The current crisis within hospitals where some emergency departments and intensive care units are closed intermittently to deal with staffing issues is one example. It was political decisions regarding health care funding that led us to pay private agencies more than double the hourly rate for temporary nurses.

Compensation reflective of value, security in employment and work-life balance are the main motivators for most people. All three have been systematically eroded in the health care sector.

The bee that famously flew down Premier Doug Ford’s throat the other day was looking for his admittance that his actions and inaction have harmed the system and there’s no solid plan to fix it. To have people think their only recourse is medical assistance in dying (MAID for short, euthanasia to be more precise), is abhorrent, especially when we know there is a deliberate choice being made to not fund services or special accommodations. No wonder there is concern that people with mental health issues may be given the same ultimatum: suffer while denied treatment and support or assisted suicide.

Obviously this isn’t something municipal politicians can change. There are very little teeth in their mandates outside the business of running a city, although they can lead by supporting healthier options. One example would be the sponsorship of the Steve Omischl Sports Fields by a company that makes billions off sweetened drinks that cause negative health consequences. Maybe aim a little higher, morally, when it comes to financial cures?

Education in Ontario is also a curious shadow of its potential, which is also engineered for failure with too many boards, a stew of curriculum experiments starved of practicality. It turns out we can’t all be programmers and smart ones can be skilled trades people. And it’s sad we haven’t realized art and music are important for brain development and self-therapy.
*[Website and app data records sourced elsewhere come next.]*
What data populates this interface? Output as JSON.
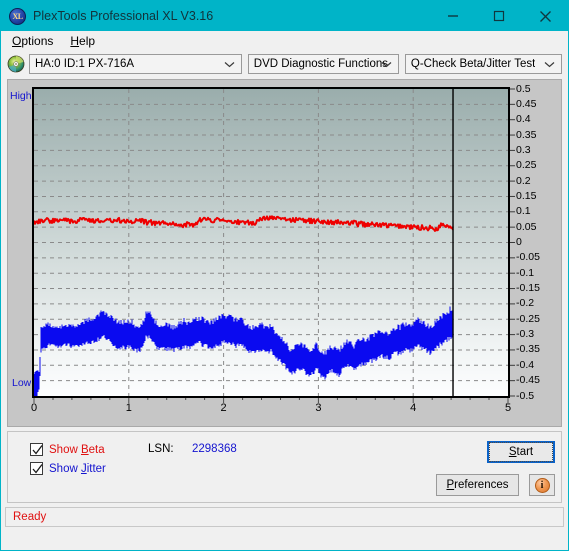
{
  "window": {
    "title": "PlexTools Professional XL V3.16",
    "icon": "XL",
    "icon_name": "app-icon-xl",
    "controls": {
      "minimize": "minimize-icon",
      "maximize": "maximize-icon",
      "close": "close-icon"
    },
    "titlebar_color": "#00b4c8"
  },
  "menu": {
    "items": [
      {
        "label": "Options",
        "accel": "O"
      },
      {
        "label": "Help",
        "accel": "H"
      }
    ]
  },
  "toolbar": {
    "disc_icon": "disc-icon",
    "drive_select": {
      "value": "HA:0 ID:1  PX-716A",
      "options": [
        "HA:0 ID:1  PX-716A"
      ]
    },
    "function_select": {
      "value": "DVD Diagnostic Functions",
      "options": [
        "DVD Diagnostic Functions"
      ]
    },
    "test_select": {
      "value": "Q-Check Beta/Jitter Test",
      "options": [
        "Q-Check Beta/Jitter Test"
      ]
    }
  },
  "options": {
    "show_beta": {
      "label": "Show Beta",
      "accel": "B",
      "checked": true,
      "color": "#e01010"
    },
    "show_jitter": {
      "label": "Show Jitter",
      "accel": "J",
      "checked": true,
      "color": "#1414cf"
    },
    "lsn_label": "LSN:",
    "lsn_value": "2298368",
    "start_button": {
      "label": "Start",
      "accel": "S"
    },
    "preferences_button": {
      "label": "Preferences",
      "accel": "P"
    },
    "info_button": {
      "icon": "info-icon",
      "glyph": "i"
    }
  },
  "status": {
    "text": "Ready",
    "color": "#e01010"
  },
  "chart_data": {
    "type": "line",
    "title": "",
    "xlabel": "",
    "ylabel": "",
    "xlim": [
      0,
      5
    ],
    "ylim": [
      -0.5,
      0.5
    ],
    "grid": true,
    "legend": "none",
    "axis_left_labels": {
      "top": "High",
      "bottom": "Low",
      "color": "#1414cf"
    },
    "x_ticks": [
      0,
      1,
      2,
      3,
      4,
      5
    ],
    "x_minor_per_major": 5,
    "y_ticks": [
      0.5,
      0.45,
      0.4,
      0.35,
      0.3,
      0.25,
      0.2,
      0.15,
      0.1,
      0.05,
      0,
      -0.05,
      -0.1,
      -0.15,
      -0.2,
      -0.25,
      -0.3,
      -0.35,
      -0.4,
      -0.45,
      -0.5
    ],
    "y_gridlines": [
      0.45,
      0.4,
      0.35,
      0.3,
      0.25,
      0.2,
      0.15,
      0.1,
      0.05,
      0,
      -0.05,
      -0.1,
      -0.15,
      -0.2,
      -0.25,
      -0.3,
      -0.35,
      -0.4,
      -0.45
    ],
    "cursor_line_x": 4.42,
    "data_end_x": 4.42,
    "series": [
      {
        "name": "Beta",
        "color": "#ee0000",
        "x": [
          0.02,
          0.06,
          0.1,
          0.14,
          0.18,
          0.22,
          0.26,
          0.3,
          0.34,
          0.38,
          0.42,
          0.46,
          0.5,
          0.54,
          0.58,
          0.62,
          0.66,
          0.7,
          0.74,
          0.78,
          0.82,
          0.86,
          0.9,
          0.94,
          0.98,
          1.02,
          1.06,
          1.1,
          1.14,
          1.18,
          1.22,
          1.26,
          1.3,
          1.34,
          1.38,
          1.42,
          1.46,
          1.5,
          1.54,
          1.58,
          1.62,
          1.66,
          1.7,
          1.74,
          1.78,
          1.82,
          1.86,
          1.9,
          1.94,
          1.98,
          2.02,
          2.06,
          2.1,
          2.14,
          2.18,
          2.22,
          2.26,
          2.3,
          2.34,
          2.38,
          2.42,
          2.46,
          2.5,
          2.54,
          2.58,
          2.62,
          2.66,
          2.7,
          2.74,
          2.78,
          2.82,
          2.86,
          2.9,
          2.94,
          2.98,
          3.02,
          3.06,
          3.1,
          3.14,
          3.18,
          3.22,
          3.26,
          3.3,
          3.34,
          3.38,
          3.42,
          3.46,
          3.5,
          3.54,
          3.58,
          3.62,
          3.66,
          3.7,
          3.74,
          3.78,
          3.82,
          3.86,
          3.9,
          3.94,
          3.98,
          4.02,
          4.06,
          4.1,
          4.14,
          4.18,
          4.22,
          4.26,
          4.3,
          4.34,
          4.38,
          4.4,
          4.42
        ],
        "y": [
          0.068,
          0.072,
          0.067,
          0.074,
          0.069,
          0.073,
          0.067,
          0.071,
          0.075,
          0.069,
          0.073,
          0.07,
          0.075,
          0.071,
          0.076,
          0.07,
          0.074,
          0.072,
          0.076,
          0.071,
          0.074,
          0.07,
          0.073,
          0.069,
          0.072,
          0.068,
          0.071,
          0.067,
          0.07,
          0.065,
          0.068,
          0.063,
          0.066,
          0.061,
          0.064,
          0.06,
          0.062,
          0.058,
          0.061,
          0.057,
          0.06,
          0.056,
          0.059,
          0.073,
          0.076,
          0.072,
          0.075,
          0.071,
          0.074,
          0.07,
          0.072,
          0.068,
          0.07,
          0.066,
          0.068,
          0.064,
          0.067,
          0.063,
          0.066,
          0.078,
          0.081,
          0.077,
          0.08,
          0.076,
          0.078,
          0.074,
          0.077,
          0.073,
          0.075,
          0.071,
          0.074,
          0.07,
          0.072,
          0.068,
          0.071,
          0.067,
          0.07,
          0.066,
          0.068,
          0.064,
          0.067,
          0.062,
          0.065,
          0.061,
          0.064,
          0.06,
          0.062,
          0.058,
          0.061,
          0.057,
          0.059,
          0.055,
          0.058,
          0.054,
          0.056,
          0.052,
          0.055,
          0.051,
          0.053,
          0.049,
          0.051,
          0.047,
          0.05,
          0.046,
          0.048,
          0.044,
          0.046,
          0.06,
          0.057,
          0.053,
          0.05,
          0.047
        ]
      },
      {
        "name": "Jitter",
        "color": "#0a0af0",
        "description": "dense noisy band; value pairs are per-x band min/max",
        "x": [
          0.0,
          0.03,
          0.06,
          0.07,
          0.1,
          0.14,
          0.18,
          0.22,
          0.26,
          0.3,
          0.34,
          0.38,
          0.42,
          0.46,
          0.5,
          0.54,
          0.58,
          0.62,
          0.66,
          0.7,
          0.74,
          0.78,
          0.82,
          0.86,
          0.9,
          0.94,
          0.98,
          1.02,
          1.06,
          1.1,
          1.14,
          1.18,
          1.22,
          1.26,
          1.3,
          1.34,
          1.38,
          1.42,
          1.46,
          1.5,
          1.54,
          1.58,
          1.62,
          1.66,
          1.7,
          1.74,
          1.78,
          1.82,
          1.86,
          1.9,
          1.94,
          1.98,
          2.02,
          2.06,
          2.1,
          2.14,
          2.18,
          2.22,
          2.26,
          2.3,
          2.34,
          2.38,
          2.42,
          2.46,
          2.5,
          2.54,
          2.58,
          2.62,
          2.66,
          2.7,
          2.74,
          2.78,
          2.82,
          2.86,
          2.9,
          2.94,
          2.98,
          3.02,
          3.06,
          3.1,
          3.14,
          3.18,
          3.22,
          3.26,
          3.3,
          3.34,
          3.38,
          3.42,
          3.46,
          3.5,
          3.54,
          3.58,
          3.62,
          3.66,
          3.7,
          3.74,
          3.78,
          3.82,
          3.86,
          3.9,
          3.94,
          3.98,
          4.02,
          4.06,
          4.1,
          4.14,
          4.18,
          4.22,
          4.26,
          4.3,
          4.34,
          4.38,
          4.42
        ],
        "y_min": [
          -0.5,
          -0.495,
          -0.47,
          -0.345,
          -0.34,
          -0.33,
          -0.325,
          -0.33,
          -0.335,
          -0.33,
          -0.325,
          -0.33,
          -0.335,
          -0.33,
          -0.325,
          -0.32,
          -0.325,
          -0.315,
          -0.31,
          -0.305,
          -0.3,
          -0.31,
          -0.32,
          -0.33,
          -0.335,
          -0.33,
          -0.335,
          -0.33,
          -0.34,
          -0.345,
          -0.34,
          -0.3,
          -0.295,
          -0.32,
          -0.335,
          -0.34,
          -0.335,
          -0.34,
          -0.345,
          -0.34,
          -0.335,
          -0.33,
          -0.335,
          -0.33,
          -0.325,
          -0.32,
          -0.325,
          -0.33,
          -0.335,
          -0.33,
          -0.325,
          -0.32,
          -0.315,
          -0.32,
          -0.325,
          -0.33,
          -0.325,
          -0.335,
          -0.345,
          -0.35,
          -0.345,
          -0.34,
          -0.345,
          -0.35,
          -0.345,
          -0.36,
          -0.375,
          -0.385,
          -0.4,
          -0.42,
          -0.415,
          -0.405,
          -0.4,
          -0.415,
          -0.425,
          -0.42,
          -0.4,
          -0.425,
          -0.435,
          -0.42,
          -0.41,
          -0.42,
          -0.425,
          -0.405,
          -0.39,
          -0.4,
          -0.41,
          -0.395,
          -0.385,
          -0.39,
          -0.38,
          -0.375,
          -0.37,
          -0.36,
          -0.365,
          -0.37,
          -0.36,
          -0.35,
          -0.355,
          -0.345,
          -0.34,
          -0.345,
          -0.335,
          -0.33,
          -0.335,
          -0.345,
          -0.355,
          -0.345,
          -0.33,
          -0.32,
          -0.31,
          -0.305,
          -0.3
        ],
        "y_max": [
          -0.44,
          -0.43,
          -0.42,
          -0.285,
          -0.28,
          -0.275,
          -0.278,
          -0.282,
          -0.285,
          -0.28,
          -0.275,
          -0.28,
          -0.283,
          -0.278,
          -0.272,
          -0.265,
          -0.262,
          -0.255,
          -0.248,
          -0.24,
          -0.235,
          -0.245,
          -0.255,
          -0.265,
          -0.272,
          -0.268,
          -0.272,
          -0.265,
          -0.278,
          -0.285,
          -0.28,
          -0.24,
          -0.235,
          -0.258,
          -0.275,
          -0.28,
          -0.275,
          -0.28,
          -0.285,
          -0.28,
          -0.272,
          -0.265,
          -0.272,
          -0.268,
          -0.262,
          -0.255,
          -0.26,
          -0.268,
          -0.272,
          -0.265,
          -0.258,
          -0.252,
          -0.248,
          -0.252,
          -0.258,
          -0.265,
          -0.258,
          -0.27,
          -0.28,
          -0.288,
          -0.282,
          -0.275,
          -0.282,
          -0.288,
          -0.282,
          -0.298,
          -0.312,
          -0.322,
          -0.338,
          -0.358,
          -0.352,
          -0.342,
          -0.338,
          -0.352,
          -0.362,
          -0.358,
          -0.338,
          -0.362,
          -0.372,
          -0.358,
          -0.348,
          -0.358,
          -0.362,
          -0.342,
          -0.328,
          -0.338,
          -0.348,
          -0.332,
          -0.322,
          -0.328,
          -0.318,
          -0.312,
          -0.305,
          -0.295,
          -0.3,
          -0.305,
          -0.295,
          -0.285,
          -0.288,
          -0.278,
          -0.272,
          -0.278,
          -0.268,
          -0.262,
          -0.268,
          -0.278,
          -0.288,
          -0.278,
          -0.262,
          -0.25,
          -0.238,
          -0.232,
          -0.226
        ]
      }
    ]
  }
}
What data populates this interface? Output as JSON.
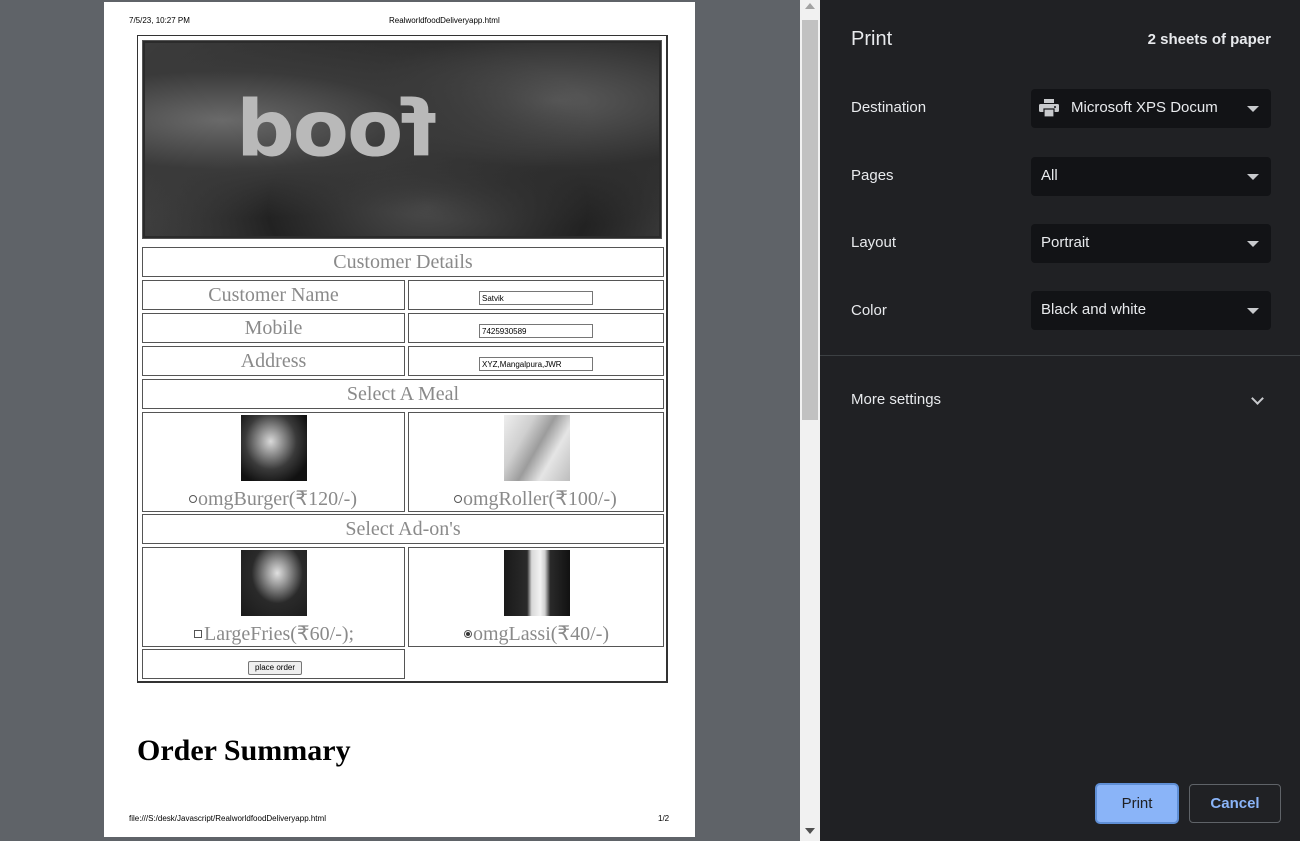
{
  "preview": {
    "header_date": "7/5/23, 10:27 PM",
    "header_file": "RealworldfoodDeliveryapp.html",
    "footer_url": "file:///S:/desk/Javascript/RealworldfoodDeliveryapp.html",
    "footer_page": "1/2",
    "banner_word": "food",
    "customer_details_heading": "Customer Details",
    "fields": [
      {
        "label": "Customer Name",
        "value": "Satvik"
      },
      {
        "label": "Mobile",
        "value": "7425930589"
      },
      {
        "label": "Address",
        "value": "XYZ,Mangalpura,JWR"
      }
    ],
    "meal_heading": "Select A Meal",
    "meals": [
      {
        "label": "omgBurger(₹120/-)",
        "checked": false
      },
      {
        "label": "omgRoller(₹100/-)",
        "checked": false
      }
    ],
    "addon_heading": "Select Ad-on's",
    "addons": [
      {
        "label": "LargeFries(₹60/-);",
        "checked": false
      },
      {
        "label": "omgLassi(₹40/-)",
        "checked": true
      }
    ],
    "place_order_label": "place order",
    "order_summary_title": "Order Summary"
  },
  "panel": {
    "title": "Print",
    "sheets": "2 sheets of paper",
    "destination_label": "Destination",
    "destination_value": "Microsoft XPS Docum",
    "destination_icon": "printer-icon",
    "pages_label": "Pages",
    "pages_value": "All",
    "layout_label": "Layout",
    "layout_value": "Portrait",
    "color_label": "Color",
    "color_value": "Black and white",
    "more_settings_label": "More settings",
    "print_label": "Print",
    "cancel_label": "Cancel",
    "accent_color": "#8ab4f8"
  }
}
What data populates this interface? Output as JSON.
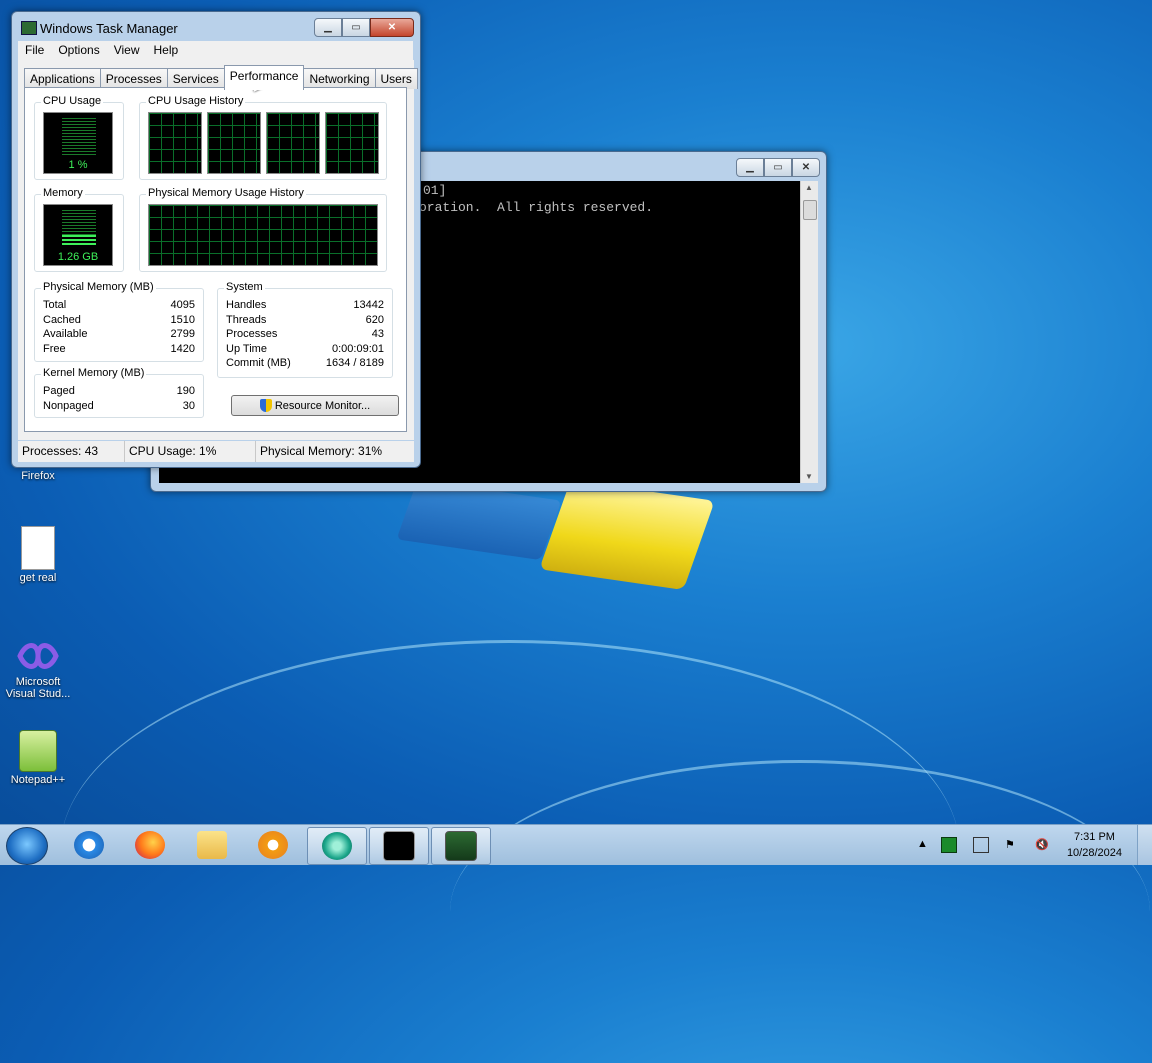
{
  "desktop": {
    "icons": [
      {
        "label": "Firefox"
      },
      {
        "label": "get real"
      },
      {
        "label": "Microsoft Visual Stud..."
      },
      {
        "label": "Notepad++"
      }
    ]
  },
  "task_manager": {
    "title": "Windows Task Manager",
    "menu": [
      "File",
      "Options",
      "View",
      "Help"
    ],
    "tabs": [
      "Applications",
      "Processes",
      "Services",
      "Performance",
      "Networking",
      "Users"
    ],
    "active_tab": "Performance",
    "cpu_usage": {
      "label": "CPU Usage",
      "value": "1 %"
    },
    "cpu_history": {
      "label": "CPU Usage History"
    },
    "memory": {
      "label": "Memory",
      "value": "1.26 GB"
    },
    "memory_history": {
      "label": "Physical Memory Usage History"
    },
    "physical_memory": {
      "label": "Physical Memory (MB)",
      "rows": [
        {
          "name": "Total",
          "value": "4095"
        },
        {
          "name": "Cached",
          "value": "1510"
        },
        {
          "name": "Available",
          "value": "2799"
        },
        {
          "name": "Free",
          "value": "1420"
        }
      ]
    },
    "kernel_memory": {
      "label": "Kernel Memory (MB)",
      "rows": [
        {
          "name": "Paged",
          "value": "190"
        },
        {
          "name": "Nonpaged",
          "value": "30"
        }
      ]
    },
    "system": {
      "label": "System",
      "rows": [
        {
          "name": "Handles",
          "value": "13442"
        },
        {
          "name": "Threads",
          "value": "620"
        },
        {
          "name": "Processes",
          "value": "43"
        },
        {
          "name": "Up Time",
          "value": "0:00:09:01"
        },
        {
          "name": "Commit (MB)",
          "value": "1634 / 8189"
        }
      ]
    },
    "resource_monitor_label": "Resource Monitor...",
    "status": {
      "processes": "Processes: 43",
      "cpu": "CPU Usage: 1%",
      "memory": "Physical Memory: 31%"
    }
  },
  "cmd": {
    "line1": "01]",
    "line2": "oration.  All rights reserved."
  },
  "taskbar": {
    "time": "7:31 PM",
    "date": "10/28/2024"
  },
  "colors": {
    "graph_green": "#3ef05a",
    "title_bar": "#b9d1ea",
    "desktop_blue": "#1a7fd0"
  }
}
Again, for the people in back, stop trying to pump out cookie-cutter kids to fix today’s societal problems. Better to give our children tools and learning techniques to figure out where they fit into this steaming pile of orbiting rock.

North Bay has a checkered record when it comes to supporting the arts community with a recent upswing of attempts. This is one area where city council members can improve the community and it should be a higher priority.

We don’t have to wait for the federal and provincial governments get their act together in these areas. Nurturing citizens with sustainable healthy cultural options can be a municipal goal.

There are exceptional options for North Bay council this year, judging by those who have declared so far, plus a decent race for mayor with many issues to debate … It will be interesting to see how the electorate responds and if online voting options will increase turnout at the polls – or if it leads to good choices.

Is there a new or former candidate from past councils you believe deserves extra consideration...and why? What about the so-called incumbents (even though Ontario officially doesn't use that term)?

P.S. John Wallace of Laurentian Heights doesn’t have to worry about taking me on. I had my say last week after his public presentation over shared costs conflict with the the city and he got his in a letter published soon after. That’s actually how this is supposed to work, no grudge from this end.

Dave Dale is a veteran journalist and columnist who has covered the North Bay area for more than 30 years. Reader responses meant as Letters to the Editor can be sent to editor@baytoday.ca. To contact the writer directly, email: davedale@backinthebay.ca or check out his website www.smalltowntimes.ca